'''
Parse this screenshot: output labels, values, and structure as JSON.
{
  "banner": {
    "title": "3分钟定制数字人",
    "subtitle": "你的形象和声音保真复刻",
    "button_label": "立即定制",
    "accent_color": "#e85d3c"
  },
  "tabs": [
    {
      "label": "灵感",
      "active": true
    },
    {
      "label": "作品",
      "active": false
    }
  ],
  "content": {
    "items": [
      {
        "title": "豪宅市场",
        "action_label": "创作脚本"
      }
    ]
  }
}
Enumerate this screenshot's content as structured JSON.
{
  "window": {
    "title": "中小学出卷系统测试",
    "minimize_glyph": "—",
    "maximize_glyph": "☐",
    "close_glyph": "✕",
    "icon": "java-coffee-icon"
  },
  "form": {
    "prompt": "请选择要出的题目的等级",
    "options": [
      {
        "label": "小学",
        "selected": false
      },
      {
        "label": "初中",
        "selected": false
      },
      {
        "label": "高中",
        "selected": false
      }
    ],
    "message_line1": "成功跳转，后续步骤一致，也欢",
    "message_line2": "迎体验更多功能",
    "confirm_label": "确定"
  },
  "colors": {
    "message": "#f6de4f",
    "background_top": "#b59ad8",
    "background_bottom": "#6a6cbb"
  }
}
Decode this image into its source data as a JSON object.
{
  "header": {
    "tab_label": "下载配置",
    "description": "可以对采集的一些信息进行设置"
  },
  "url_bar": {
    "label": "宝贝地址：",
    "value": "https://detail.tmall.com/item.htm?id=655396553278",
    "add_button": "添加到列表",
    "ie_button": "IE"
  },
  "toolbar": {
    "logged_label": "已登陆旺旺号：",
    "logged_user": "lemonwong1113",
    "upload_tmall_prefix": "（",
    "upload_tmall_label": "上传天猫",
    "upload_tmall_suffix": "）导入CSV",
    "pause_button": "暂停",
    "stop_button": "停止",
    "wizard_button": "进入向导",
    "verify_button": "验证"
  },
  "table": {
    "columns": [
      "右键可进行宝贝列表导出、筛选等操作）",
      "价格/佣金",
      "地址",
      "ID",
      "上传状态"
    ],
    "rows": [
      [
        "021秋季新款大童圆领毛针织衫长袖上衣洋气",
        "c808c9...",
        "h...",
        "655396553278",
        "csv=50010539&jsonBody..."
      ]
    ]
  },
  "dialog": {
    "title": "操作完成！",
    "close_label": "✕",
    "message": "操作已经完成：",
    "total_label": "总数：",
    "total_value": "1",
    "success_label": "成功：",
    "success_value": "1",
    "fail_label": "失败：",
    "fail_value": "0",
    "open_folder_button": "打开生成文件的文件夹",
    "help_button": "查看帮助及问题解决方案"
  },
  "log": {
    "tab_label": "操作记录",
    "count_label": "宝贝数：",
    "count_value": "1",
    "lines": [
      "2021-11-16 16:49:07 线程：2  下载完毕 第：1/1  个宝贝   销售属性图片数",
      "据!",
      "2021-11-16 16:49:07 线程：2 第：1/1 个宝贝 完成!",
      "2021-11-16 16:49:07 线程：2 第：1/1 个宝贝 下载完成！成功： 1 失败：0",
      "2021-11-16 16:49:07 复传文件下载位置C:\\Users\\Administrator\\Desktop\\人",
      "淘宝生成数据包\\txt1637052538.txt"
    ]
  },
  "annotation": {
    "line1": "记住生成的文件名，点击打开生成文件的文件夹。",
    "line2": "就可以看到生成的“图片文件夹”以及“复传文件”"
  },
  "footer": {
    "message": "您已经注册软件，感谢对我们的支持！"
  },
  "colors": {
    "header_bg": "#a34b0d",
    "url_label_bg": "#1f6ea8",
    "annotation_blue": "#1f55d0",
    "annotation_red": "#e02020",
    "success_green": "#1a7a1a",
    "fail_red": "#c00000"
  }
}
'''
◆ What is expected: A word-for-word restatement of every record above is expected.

◆ Solved problem:
Parse this screenshot: output labels, values, and structure as JSON.
{
  "banner": {
    "title": "3分钟定制数字人",
    "subtitle": "你的形象和声音保真复刻",
    "button_label": "立即定制",
    "accent_color": "#e85d3c"
  },
  "tabs": [
    {
      "label": "灵感",
      "active": true
    },
    {
      "label": "作品",
      "active": false
    }
  ],
  "content": {
    "items": [
      {
        "title": "豪宅市场",
        "action_label": "创作脚本"
      }
    ]
  }
}
Enumerate this screenshot's content as structured JSON.
{
  "window": {
    "title": "中小学出卷系统测试",
    "minimize_glyph": "—",
    "maximize_glyph": "☐",
    "close_glyph": "✕",
    "icon": "java-coffee-icon"
  },
  "form": {
    "prompt": "请选择要出的题目的等级",
    "options": [
      {
        "label": "小学",
        "selected": false
      },
      {
        "label": "初中",
        "selected": false
      },
      {
        "label": "高中",
        "selected": false
      }
    ],
    "message_line1": "成功跳转，后续步骤一致，也欢",
    "message_line2": "迎体验更多功能",
    "confirm_label": "确定"
  },
  "colors": {
    "message": "#f6de4f",
    "background_top": "#b59ad8",
    "background_bottom": "#6a6cbb"
  }
}
Decode this image into its source data as a JSON object.
{
  "header": {
    "tab_label": "下载配置",
    "description": "可以对采集的一些信息进行设置"
  },
  "url_bar": {
    "label": "宝贝地址：",
    "value": "https://detail.tmall.com/item.htm?id=655396553278",
    "add_button": "添加到列表",
    "ie_button": "IE"
  },
  "toolbar": {
    "logged_label": "已登陆旺旺号：",
    "logged_user": "lemonwong1113",
    "upload_tmall_prefix": "（",
    "upload_tmall_label": "上传天猫",
    "upload_tmall_suffix": "）导入CSV",
    "pause_button": "暂停",
    "stop_button": "停止",
    "wizard_button": "进入向导",
    "verify_button": "验证"
  },
  "table": {
    "columns": [
      "右键可进行宝贝列表导出、筛选等操作）",
      "价格/佣金",
      "地址",
      "ID",
      "上传状态"
    ],
    "rows": [
      [
        "021秋季新款大童圆领毛针织衫长袖上衣洋气",
        "c808c9...",
        "h...",
        "655396553278",
        "csv=50010539&jsonBody..."
      ]
    ]
  },
  "dialog": {
    "title": "操作完成！",
    "close_label": "✕",
    "message": "操作已经完成：",
    "total_label": "总数：",
    "total_value": "1",
    "success_label": "成功：",
    "success_value": "1",
    "fail_label": "失败：",
    "fail_value": "0",
    "open_folder_button": "打开生成文件的文件夹",
    "help_button": "查看帮助及问题解决方案"
  },
  "log": {
    "tab_label": "操作记录",
    "count_label": "宝贝数：",
    "count_value": "1",
    "lines": [
      "2021-11-16 16:49:07 线程：2  下载完毕 第：1/1  个宝贝   销售属性图片数",
      "据!",
      "2021-11-16 16:49:07 线程：2 第：1/1 个宝贝 完成!",
      "2021-11-16 16:49:07 线程：2 第：1/1 个宝贝 下载完成！成功： 1 失败：0",
      "2021-11-16 16:49:07 复传文件下载位置C:\\Users\\Administrator\\Desktop\\人",
      "淘宝生成数据包\\txt1637052538.txt"
    ]
  },
  "annotation": {
    "line1": "记住生成的文件名，点击打开生成文件的文件夹。",
    "line2": "就可以看到生成的“图片文件夹”以及“复传文件”"
  },
  "footer": {
    "message": "您已经注册软件，感谢对我们的支持！"
  },
  "colors": {
    "header_bg": "#a34b0d",
    "url_label_bg": "#1f6ea8",
    "annotation_blue": "#1f55d0",
    "annotation_red": "#e02020",
    "success_green": "#1a7a1a",
    "fail_red": "#c00000"
  }
}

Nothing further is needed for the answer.